Posted at 11:03 AM on May 15, 2006
by Don Lee
A friend was asking me the other day about European radio broadcasters, saying he’d observed distinct differences between them and us. During his travels in Europe, he said he’d noticed their news reports were longer. Classical music was more prevalent and the programming choices more serious. He wondered whether what he heard was evidence that European listeners are more sophisticated than we are.
“That’s not what European broadcasters think,” I told him. More than 25 years ago, wondering the same thing about our cultures, I raised a similar question with several German radio people. Their answer surprised me. They said they didn’t have many listeners for challenging music, serious documentaries or radio drama. They offered this programming because they felt it was important work to do and the government subsidized them to do it. Since that time, the rise of commercial broadcasting in Europe has reduced the audience for public radio culture even more.
Saturday’s New York Times reports another development that suggests Europe's cultural roots may not run as deep as Americans might think: The Berlin Philharmonic has launched an ambitious new education program.
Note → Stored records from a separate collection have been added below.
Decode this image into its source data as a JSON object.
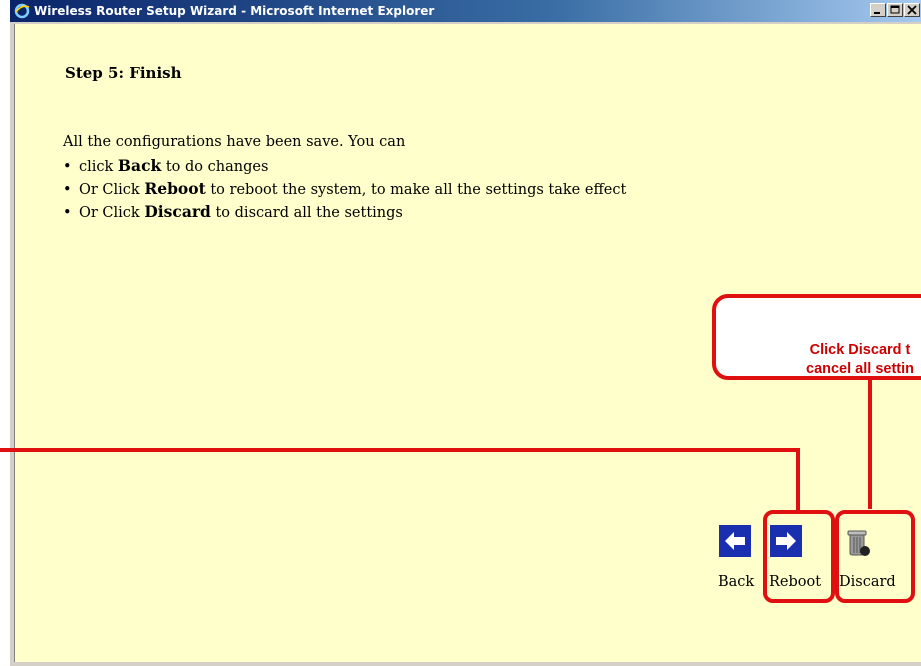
{
  "window": {
    "title": "Wireless Router Setup Wizard - Microsoft Internet Explorer"
  },
  "page": {
    "step_title": "Step 5: Finish",
    "intro": "All the configurations have been save. You can",
    "bullets": [
      {
        "pre": "click ",
        "bold": "Back",
        "post": " to do changes"
      },
      {
        "pre": "Or Click ",
        "bold": "Reboot",
        "post": " to reboot the system, to make all the settings take effect"
      },
      {
        "pre": "Or Click ",
        "bold": "Discard",
        "post": " to discard all the settings"
      }
    ]
  },
  "buttons": {
    "back": "Back",
    "reboot": "Reboot",
    "discard": "Discard"
  },
  "callout": {
    "line1": "Click Discard t",
    "line2": "cancel all settin"
  },
  "colors": {
    "annotation": "#e01010",
    "background": "#ffffcc",
    "button": "#1a2fb0"
  }
}
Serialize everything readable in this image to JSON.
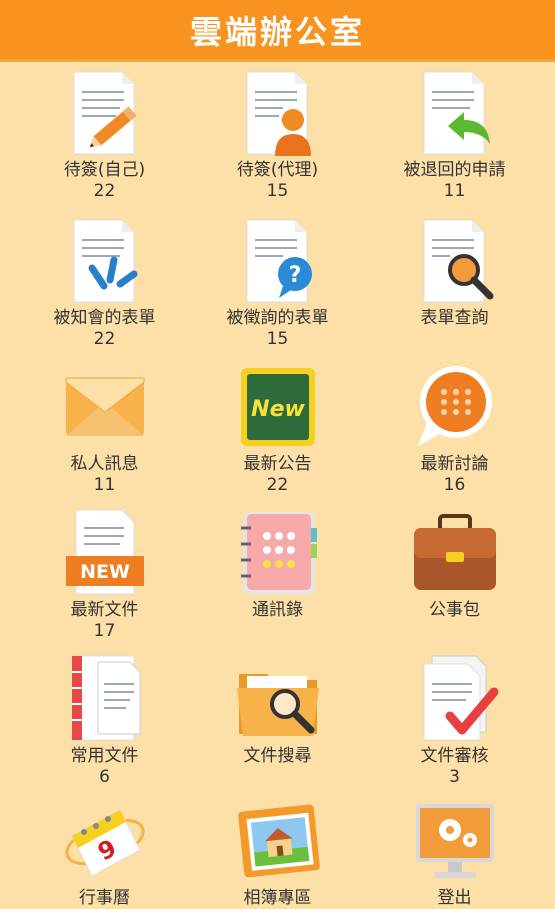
{
  "header": {
    "title": "雲端辦公室"
  },
  "colors": {
    "header": "#f7931e",
    "background": "#fde0a8",
    "accent_orange": "#ef7d22",
    "text": "#333333"
  },
  "items": [
    {
      "label": "待簽(自己)",
      "count": "22",
      "icon": "doc-pencil-icon"
    },
    {
      "label": "待簽(代理)",
      "count": "15",
      "icon": "doc-person-icon"
    },
    {
      "label": "被退回的申請",
      "count": "11",
      "icon": "doc-return-arrow-icon"
    },
    {
      "label": "被知會的表單",
      "count": "22",
      "icon": "doc-notify-icon"
    },
    {
      "label": "被徵詢的表單",
      "count": "15",
      "icon": "doc-question-icon"
    },
    {
      "label": "表單查詢",
      "count": "",
      "icon": "doc-search-icon"
    },
    {
      "label": "私人訊息",
      "count": "11",
      "icon": "envelope-icon"
    },
    {
      "label": "最新公告",
      "count": "22",
      "icon": "new-board-icon"
    },
    {
      "label": "最新討論",
      "count": "16",
      "icon": "chat-bubble-icon"
    },
    {
      "label": "最新文件",
      "count": "17",
      "icon": "new-document-icon"
    },
    {
      "label": "通訊錄",
      "count": "",
      "icon": "address-book-icon"
    },
    {
      "label": "公事包",
      "count": "",
      "icon": "briefcase-icon"
    },
    {
      "label": "常用文件",
      "count": "6",
      "icon": "binder-document-icon"
    },
    {
      "label": "文件搜尋",
      "count": "",
      "icon": "folder-search-icon"
    },
    {
      "label": "文件審核",
      "count": "3",
      "icon": "doc-check-icon"
    },
    {
      "label": "行事曆",
      "count": "",
      "icon": "calendar-icon"
    },
    {
      "label": "相簿專區",
      "count": "",
      "icon": "photo-album-icon"
    },
    {
      "label": "登出",
      "count": "",
      "icon": "logout-monitor-icon"
    }
  ]
}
When that organization in that city makes such a move, it lends a lot of symbolic weight to the notion that future classical audiences can't be taken for granted (even if you factor in the big grant the orchestra got for the project).
So. Europeans are not more culturally sophisticated than we are. Or are they?